Postwar Theories of Democracy and Democratization: What went wrong?
“Actually existing” democracies have fallen onto hard times. From Trump’s America to Putin’s Russia, from Orban’s Hungary to Erdogan’s Turkey and Bolsonaro’s Brazil, democratic values such as liberty, equality, respect for human rights and human diversity, seem to have lost their popularity among the majority of the electorates, who increasingly fall for the particularistic rhetoric of authoritarian populists. As particularistic tendencies seem to overwhelm universalistic aspirations and authoritarian bids to power seek to chip off the democratic gains of the last seven decades, the clock seems to be set back where we have started thinking about the possibilities of worldwide democratization at the end of the Second World War.

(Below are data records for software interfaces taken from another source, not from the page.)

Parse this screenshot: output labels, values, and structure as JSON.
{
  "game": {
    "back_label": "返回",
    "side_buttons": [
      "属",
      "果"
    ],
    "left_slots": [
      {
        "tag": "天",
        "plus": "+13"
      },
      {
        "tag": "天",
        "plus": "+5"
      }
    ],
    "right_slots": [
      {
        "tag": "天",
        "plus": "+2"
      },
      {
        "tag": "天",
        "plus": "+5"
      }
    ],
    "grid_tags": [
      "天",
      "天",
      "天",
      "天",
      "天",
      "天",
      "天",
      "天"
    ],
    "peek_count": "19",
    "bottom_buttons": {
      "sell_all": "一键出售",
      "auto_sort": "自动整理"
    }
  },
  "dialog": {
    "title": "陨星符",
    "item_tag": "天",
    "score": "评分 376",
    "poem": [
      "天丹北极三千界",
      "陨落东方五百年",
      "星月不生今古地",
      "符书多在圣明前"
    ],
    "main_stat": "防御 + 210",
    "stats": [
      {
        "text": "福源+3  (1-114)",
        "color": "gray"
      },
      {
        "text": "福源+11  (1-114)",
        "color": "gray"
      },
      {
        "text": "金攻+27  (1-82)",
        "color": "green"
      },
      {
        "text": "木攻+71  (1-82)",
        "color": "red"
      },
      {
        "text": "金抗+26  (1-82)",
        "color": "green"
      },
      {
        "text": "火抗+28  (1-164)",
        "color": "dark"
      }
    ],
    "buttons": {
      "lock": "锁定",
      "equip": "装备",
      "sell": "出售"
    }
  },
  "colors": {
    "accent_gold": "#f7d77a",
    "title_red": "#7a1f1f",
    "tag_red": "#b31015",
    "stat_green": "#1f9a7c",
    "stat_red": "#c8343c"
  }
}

It is against this background, that this course will focus on postwar theories of democracy and democratization. We shall read and discuss the works of such thinkers and theorists as Kant, Weber, Schumpeter, Dahl, Lipset, Almond, Verba, Huntington, Arendt, Rawls, and Habermas in an attempt to find answers to the questions: what went wrong in our post-war conceptualizations of democracy and democratization? Was/is democracy indeed an “actually existing” reality in some parts of the world — In the West? In the East? In the North? Or was/still is democratization a goal, that no country on the face of the earth have yet a right to claim to have reached? Should we revise and radicalize our understanding of democracy and democratization, to make the world “safe for democracy” once again? If yes why and how? If not, why not?